As mentioned above, the hysteretic scheme has some interesting advantages, with the only major problem of a 'more or less' unpredictive switching frequency. The introduction of a one-shot generator triggered by a comparator and the on-time being inversely proportional to the input voltage, the switching frequency remains now nearly constant.

In practice, load variations will vary the switching frequency around the centre point. This actually has a positive side effect with regard to EMI results, because the switching frequency will not create a single peak, so it becomes easier to fulfill EMI limits. Actually it behaves similar to a spread spectrum system.

There is one remaining thing that requires the designer’s attention: The comparator input (FB) does require a minimum ripple for stable operation. Thus, a minimum ESR is usually required at the output capacitor to generate a sufficient ripple voltage. Because of this, ceramic capacitors cannot be used without other measures such as integrating the switch-node voltage and then adding the resulting triangle waveform to the feedback input voltage (see National’s LM5010A datasheet, figure 11, page 15 for more details).

Besides this ripple issue, such a concept is easy to use and the transient response remains very fast.
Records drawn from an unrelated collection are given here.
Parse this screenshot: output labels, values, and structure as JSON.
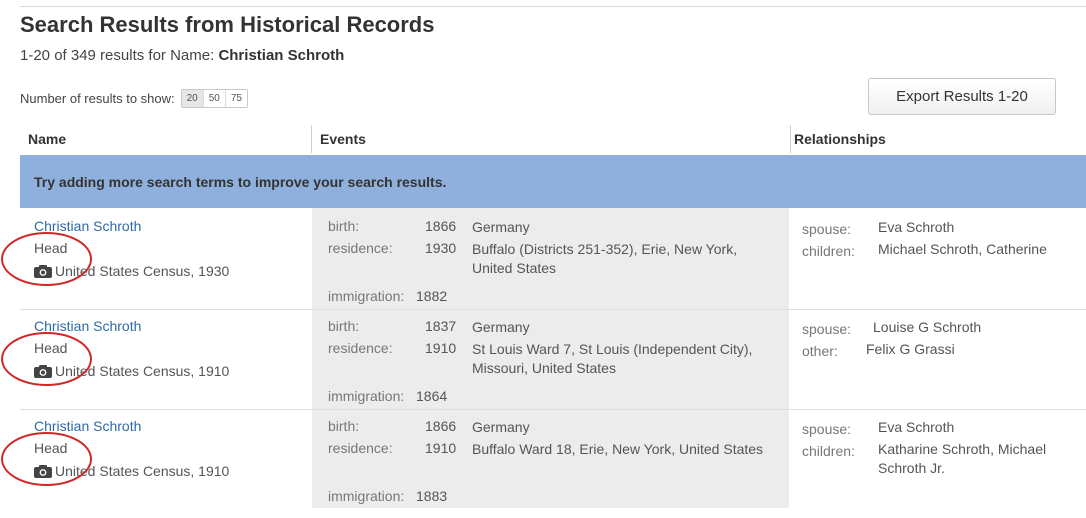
{
  "page_title": "Search Results from Historical Records",
  "summary": {
    "range_text": "1-20 of 349 results for Name:",
    "query_name": "Christian Schroth"
  },
  "results_per_page": {
    "label": "Number of results to show:",
    "options": [
      "20",
      "50",
      "75"
    ],
    "selected": "20"
  },
  "export_label": "Export Results 1-20",
  "columns": [
    "Name",
    "Events",
    "Relationships"
  ],
  "banner_text": "Try adding more search terms to improve your search results.",
  "colors": {
    "link": "#2e6aa8",
    "banner": "#8fb0dc",
    "annotation": "#cf2828"
  },
  "results": [
    {
      "name": "Christian Schroth",
      "role": "Head",
      "collection": "United States Census, 1930",
      "events": [
        {
          "label": "birth:",
          "year": "1866",
          "place": "Germany"
        },
        {
          "label": "residence:",
          "year": "1930",
          "place": "Buffalo (Districts 251-352), Erie, New York, United States"
        },
        {
          "label": "immigration:",
          "year": "1882",
          "place": ""
        }
      ],
      "relationships": [
        {
          "label": "spouse:",
          "value": "Eva Schroth"
        },
        {
          "label": "children:",
          "value": "Michael Schroth, Catherine"
        }
      ]
    },
    {
      "name": "Christian Schroth",
      "role": "Head",
      "collection": "United States Census, 1910",
      "events": [
        {
          "label": "birth:",
          "year": "1837",
          "place": "Germany"
        },
        {
          "label": "residence:",
          "year": "1910",
          "place": "St Louis Ward 7, St Louis (Independent City), Missouri, United States"
        },
        {
          "label": "immigration:",
          "year": "1864",
          "place": ""
        }
      ],
      "relationships": [
        {
          "label": "spouse:",
          "value": "Louise G Schroth"
        },
        {
          "label": "other:",
          "value": "Felix G Grassi"
        }
      ]
    },
    {
      "name": "Christian Schroth",
      "role": "Head",
      "collection": "United States Census, 1910",
      "events": [
        {
          "label": "birth:",
          "year": "1866",
          "place": "Germany"
        },
        {
          "label": "residence:",
          "year": "1910",
          "place": "Buffalo Ward 18, Erie, New York, United States"
        },
        {
          "label": "immigration:",
          "year": "1883",
          "place": ""
        }
      ],
      "relationships": [
        {
          "label": "spouse:",
          "value": "Eva Schroth"
        },
        {
          "label": "children:",
          "value": "Katharine Schroth, Michael Schroth Jr."
        }
      ]
    }
  ]
}
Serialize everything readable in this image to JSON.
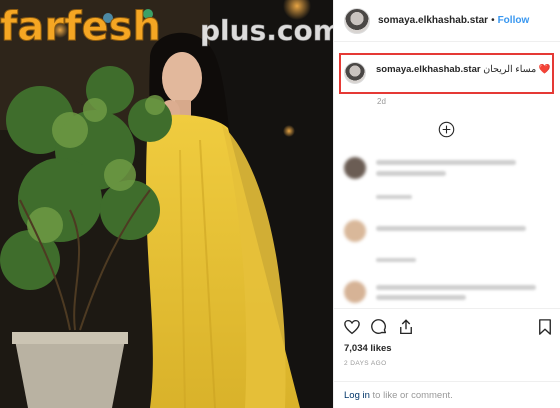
{
  "post": {
    "username": "somaya.elkhashab.star",
    "separator": "•",
    "follow_label": "Follow"
  },
  "caption": {
    "username": "somaya.elkhashab.star",
    "text": "مساء الريحان ❤️",
    "time": "2d"
  },
  "load_more_icon": "plus-circle-icon",
  "engagement": {
    "likes": "7,034 likes",
    "posted": "2 DAYS AGO"
  },
  "login": {
    "link_label": "Log in",
    "suffix": " to like or comment."
  },
  "watermark": {
    "brand": "farfesh",
    "suffix": "plus.com"
  },
  "colors": {
    "accent": "#3897f0",
    "highlight_box": "#e53935",
    "watermark_orange": "#f5a623",
    "dress_yellow": "#e8c43a"
  },
  "icons": [
    "heart-icon",
    "comment-icon",
    "share-icon",
    "bookmark-icon"
  ]
}
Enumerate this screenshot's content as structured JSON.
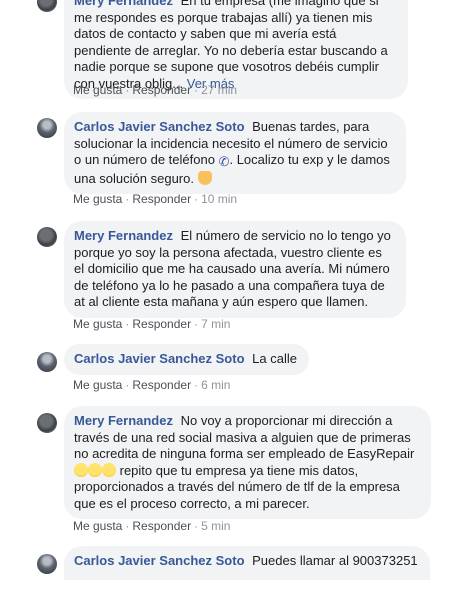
{
  "comments": [
    {
      "author": "Mery Fernandez",
      "text": "En tu empresa (me imagino que si me respondes es porque trabajas allí) ya tienen mis datos de contacto y saben que mi avería está pendiente de arreglar. Yo no debería estar buscando a nadie porque se supone que vosotros debéis cumplir con vuestra oblig...",
      "see_more": "Ver más",
      "like": "Me gusta",
      "reply": "Responder",
      "time": "27 min"
    },
    {
      "author": "Carlos Javier Sanchez Soto",
      "text": "Buenas tardes, para solucionar la incidencia necesito el número de servicio o un número de teléfono",
      "text_after": ". Localizo tu exp y le damos una solución seguro.",
      "like": "Me gusta",
      "reply": "Responder",
      "time": "10 min"
    },
    {
      "author": "Mery Fernandez",
      "text": "El número de servicio no lo tengo yo porque yo soy la persona afectada, vuestro cliente es el domicilio que me ha causado una avería. Mi número de teléfono ya lo he pasado a una compañera tuya de at al cliente esta mañana y aún espero que llamen.",
      "like": "Me gusta",
      "reply": "Responder",
      "time": "7 min"
    },
    {
      "author": "Carlos Javier Sanchez Soto",
      "text": "La calle",
      "like": "Me gusta",
      "reply": "Responder",
      "time": "6 min"
    },
    {
      "author": "Mery Fernandez",
      "text": "No voy a proporcionar mi dirección a través de una red social masiva a alguien que de primeras no acredita de ninguna forma ser empleado de EasyRepair",
      "text_after": "repito que tu empresa ya tiene mis datos, proporcionados a través del número de tlf de la empresa que es el proceso correcto, a mi parecer.",
      "like": "Me gusta",
      "reply": "Responder",
      "time": "5 min"
    },
    {
      "author": "Carlos Javier Sanchez Soto",
      "text": "Puedes llamar al 900373251"
    }
  ],
  "icons": {
    "phone": "phone-icon",
    "pointing_hand": "pointing-hand-emoji",
    "laughing": "laughing-emoji"
  },
  "colors": {
    "author": "#385898",
    "bubble": "#f2f3f5",
    "meta": "#90949c"
  }
}
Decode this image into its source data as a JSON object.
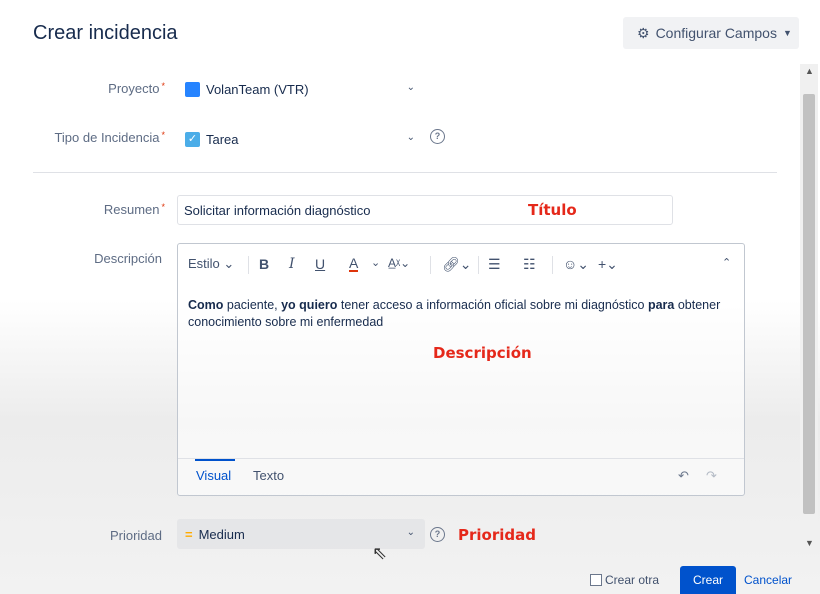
{
  "dialog": {
    "title": "Crear incidencia",
    "configure_label": "Configurar Campos"
  },
  "fields": {
    "project": {
      "label": "Proyecto",
      "value": "VolanTeam (VTR)"
    },
    "issue_type": {
      "label": "Tipo de Incidencia",
      "value": "Tarea"
    },
    "summary": {
      "label": "Resumen",
      "value": "Solicitar información diagnóstico"
    },
    "description": {
      "label": "Descripción",
      "text_parts": [
        "Como",
        " paciente, ",
        "yo quiero",
        " tener acceso a información oficial sobre mi diagnóstico ",
        "para",
        " obtener conocimiento sobre mi enfermedad"
      ]
    },
    "priority": {
      "label": "Prioridad",
      "value": "Medium"
    }
  },
  "editor": {
    "style_label": "Estilo",
    "tabs": [
      "Visual",
      "Texto"
    ]
  },
  "annotations": {
    "title": "Título",
    "description": "Descripción",
    "priority": "Prioridad"
  },
  "footer": {
    "create_another": "Crear otra",
    "create": "Crear",
    "cancel": "Cancelar"
  },
  "colors": {
    "primary": "#0052cc",
    "annotation": "#e5281a",
    "priority_medium": "#ffab00"
  }
}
It actually combines many of the advantages of a PWM fixed frequency concept and a hysteretic mode concept into one solution. In discontinuous operation, the switching frequency decreases together with the load current. This keeps the conversion efficiency high at light load.

COT with Emulated Ripple Mode (ERM)

The emulated ripple mode is a new methodology, patented by National Semiconductor, which overcomes the need for an appropriate ripple at the feedback input. This allows the use of any capacitor type, including those with a low ESR, e.g. ceramics. Figure 4 shows the internal creation of the ripple (emulated ripple) which is of course still required for proper operation of the comparator, but because that creation is internally, you don’t need to worry about it anymore.

Internal creation of the ripple

This new technique combines ease-of-use, fast transient response and nearly constant switching frequency in one. It has been first implemented in the new LM310x synchronous buck regulators that are also members of National’s PowerWise product family. More products of this kind are planned to be announced within this year.


Table 1

The importance to understand functionality inside any controller is essential to benefit from its advantages associated with a particular application. Table 1 shows a summary of the discussed topics and control techniques and compares them without claiming for completeness. There are many other derivatives and combinations of techniques possible. ERM adds another 'flavour' to the picture and has its specific advantages as discussed above. National Semiconductor offers a wide range of solutions utilizing those mentioned and others for any application and power size, together with software simulation, technical support and training material that facilitate the selection and the design of your power supply.



VN:F [1.9.17_1161]
Rating: 0.0/6 (0 votes cast)

This post was written by:

- who has written 791 posts on PowerGuru - Power Electronics Information Portal.

Contact the author

Leave a Response

You must be logged in to post a comment.